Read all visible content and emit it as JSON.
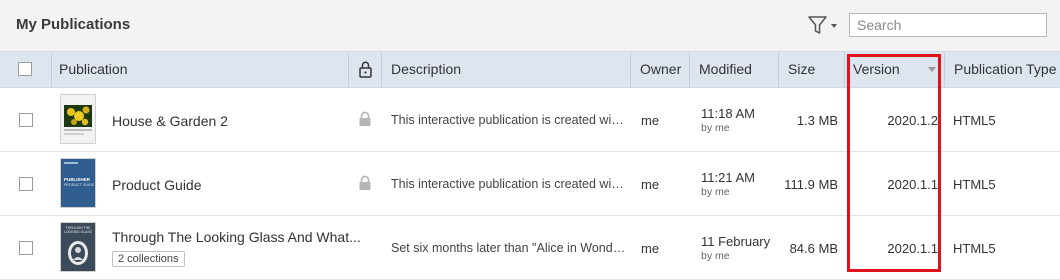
{
  "header": {
    "title": "My Publications",
    "search_placeholder": "Search"
  },
  "columns": {
    "publication": "Publication",
    "description": "Description",
    "owner": "Owner",
    "modified": "Modified",
    "size": "Size",
    "version": "Version",
    "publication_type": "Publication Type"
  },
  "rows": [
    {
      "title": "House & Garden 2",
      "description": "This interactive publication is created with...",
      "owner": "me",
      "modified_time": "11:18 AM",
      "modified_by": "by me",
      "size": "1.3 MB",
      "version": "2020.1.2",
      "type": "HTML5",
      "locked": true
    },
    {
      "title": "Product Guide",
      "description": "This interactive publication is created with...",
      "owner": "me",
      "modified_time": "11:21 AM",
      "modified_by": "by me",
      "size": "111.9 MB",
      "version": "2020.1.1",
      "type": "HTML5",
      "locked": true
    },
    {
      "title": "Through The Looking Glass And What...",
      "collections": "2 collections",
      "description": "Set six months later than \"Alice in Wonderl...",
      "owner": "me",
      "modified_time": "11 February",
      "modified_by": "by me",
      "size": "84.6 MB",
      "version": "2020.1.1",
      "type": "HTML5",
      "locked": false
    }
  ],
  "thumbnails": {
    "product_guide": {
      "line1": "PUBLISHER",
      "line2": "PRODUCT GUIDE"
    },
    "looking_glass": {
      "line1": "THROUGH THE",
      "line2": "LOOKING GLASS"
    }
  },
  "colors": {
    "header_bg": "#dde5ef",
    "topbar_bg": "#f3f3f3",
    "highlight": "#e2121b",
    "product_guide_cover": "#2f5d8f",
    "looking_glass_cover": "#3b4b5a"
  }
}
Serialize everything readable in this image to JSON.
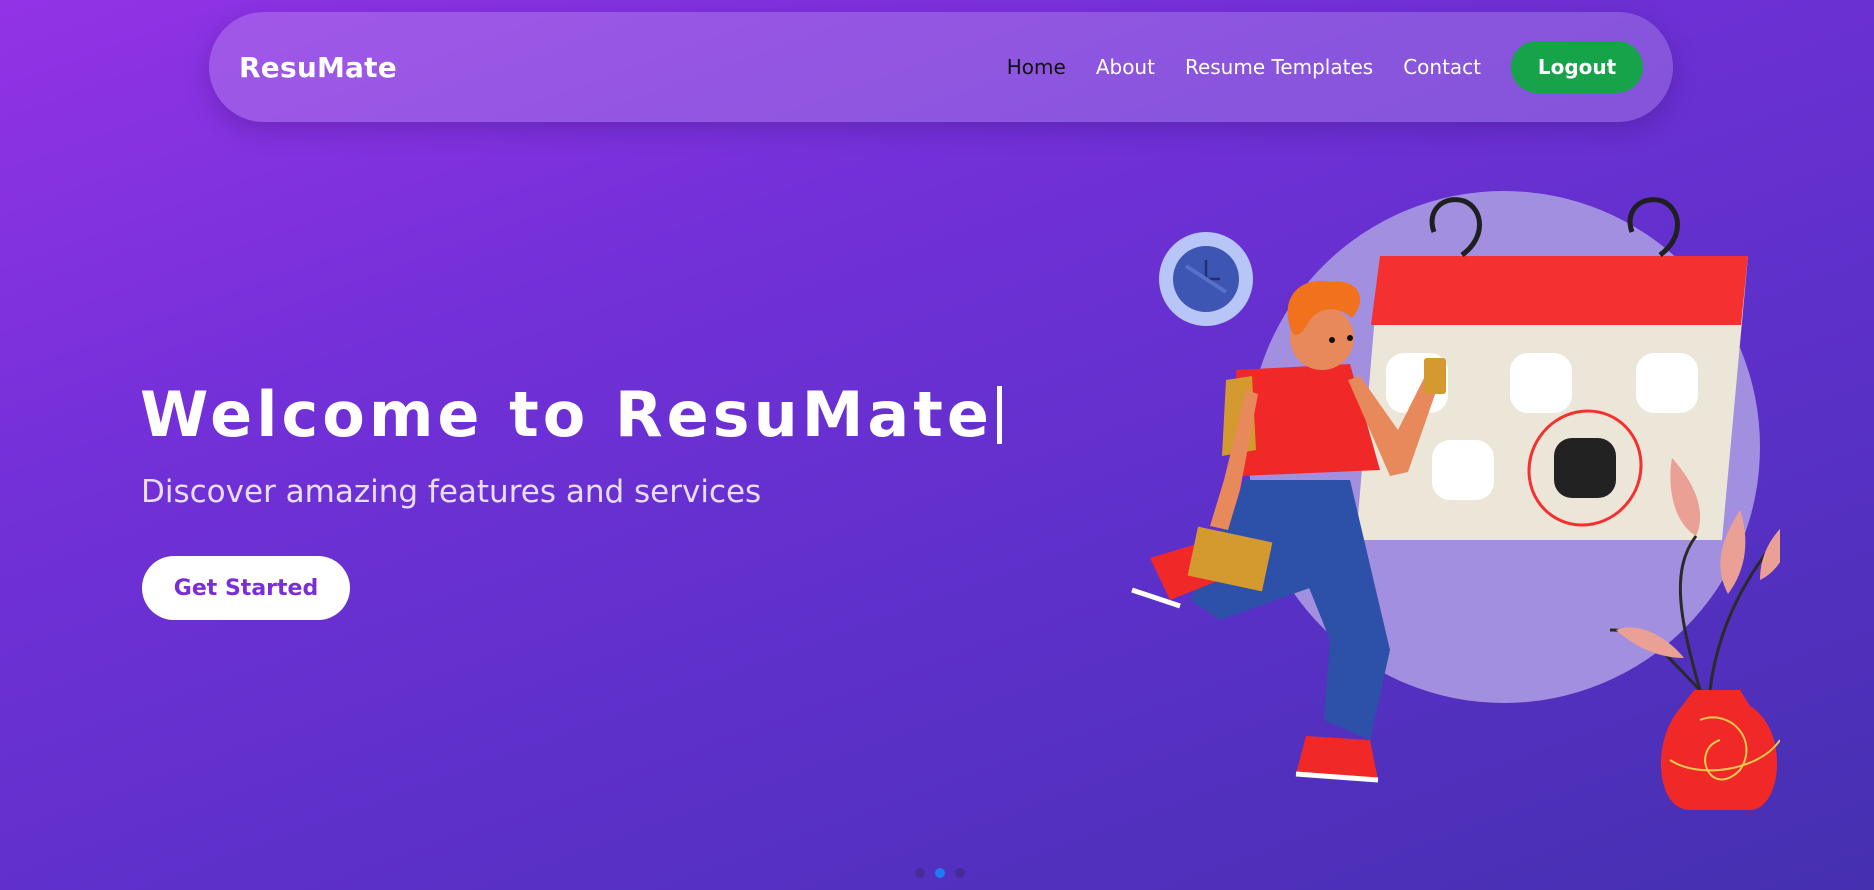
{
  "brand": "ResuMate",
  "nav": {
    "items": [
      {
        "label": "Home",
        "active": true
      },
      {
        "label": "About",
        "active": false
      },
      {
        "label": "Resume Templates",
        "active": false
      },
      {
        "label": "Contact",
        "active": false
      }
    ],
    "logout_label": "Logout"
  },
  "hero": {
    "title": "Welcome to ResuMate",
    "subtitle": "Discover amazing features and services",
    "cta_label": "Get Started"
  },
  "carousel": {
    "slide_count": 3,
    "active_index": 1
  },
  "colors": {
    "accent_green": "#16a34a",
    "cta_text": "#7a2fd6",
    "active_dot": "#1e7bf5"
  },
  "illustration_icons": [
    "calendar-icon",
    "clock-icon",
    "plant-icon",
    "person-icon"
  ]
}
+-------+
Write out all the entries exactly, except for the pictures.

Read all visible content and emit it as JSON.
{
  "header": {
    "title": "My Publications",
    "search_placeholder": "Search"
  },
  "columns": {
    "publication": "Publication",
    "description": "Description",
    "owner": "Owner",
    "modified": "Modified",
    "size": "Size",
    "version": "Version",
    "publication_type": "Publication Type"
  },
  "rows": [
    {
      "title": "House & Garden 2",
      "description": "This interactive publication is created with...",
      "owner": "me",
      "modified_time": "11:18 AM",
      "modified_by": "by me",
      "size": "1.3 MB",
      "version": "2020.1.2",
      "type": "HTML5",
      "locked": true
    },
    {
      "title": "Product Guide",
      "description": "This interactive publication is created with...",
      "owner": "me",
      "modified_time": "11:21 AM",
      "modified_by": "by me",
      "size": "111.9 MB",
      "version": "2020.1.1",
      "type": "HTML5",
      "locked": true
    },
    {
      "title": "Through The Looking Glass And What...",
      "collections": "2 collections",
      "description": "Set six months later than \"Alice in Wonderl...",
      "owner": "me",
      "modified_time": "11 February",
      "modified_by": "by me",
      "size": "84.6 MB",
      "version": "2020.1.1",
      "type": "HTML5",
      "locked": false
    }
  ],
  "thumbnails": {
    "product_guide": {
      "line1": "PUBLISHER",
      "line2": "PRODUCT GUIDE"
    },
    "looking_glass": {
      "line1": "THROUGH THE",
      "line2": "LOOKING GLASS"
    }
  },
  "colors": {
    "header_bg": "#dde5ef",
    "topbar_bg": "#f3f3f3",
    "highlight": "#e2121b",
    "product_guide_cover": "#2f5d8f",
    "looking_glass_cover": "#3b4b5a"
  }
}
Serialize everything readable in this image to JSON.
{
  "brand": "ResuMate",
  "nav": {
    "items": [
      {
        "label": "Home",
        "active": true
      },
      {
        "label": "About",
        "active": false
      },
      {
        "label": "Resume Templates",
        "active": false
      },
      {
        "label": "Contact",
        "active": false
      }
    ],
    "logout_label": "Logout"
  },
  "hero": {
    "title": "Welcome to ResuMate",
    "subtitle": "Discover amazing features and services",
    "cta_label": "Get Started"
  },
  "carousel": {
    "slide_count": 3,
    "active_index": 1
  },
  "colors": {
    "accent_green": "#16a34a",
    "cta_text": "#7a2fd6",
    "active_dot": "#1e7bf5"
  },
  "illustration_icons": [
    "calendar-icon",
    "clock-icon",
    "plant-icon",
    "person-icon"
  ]
}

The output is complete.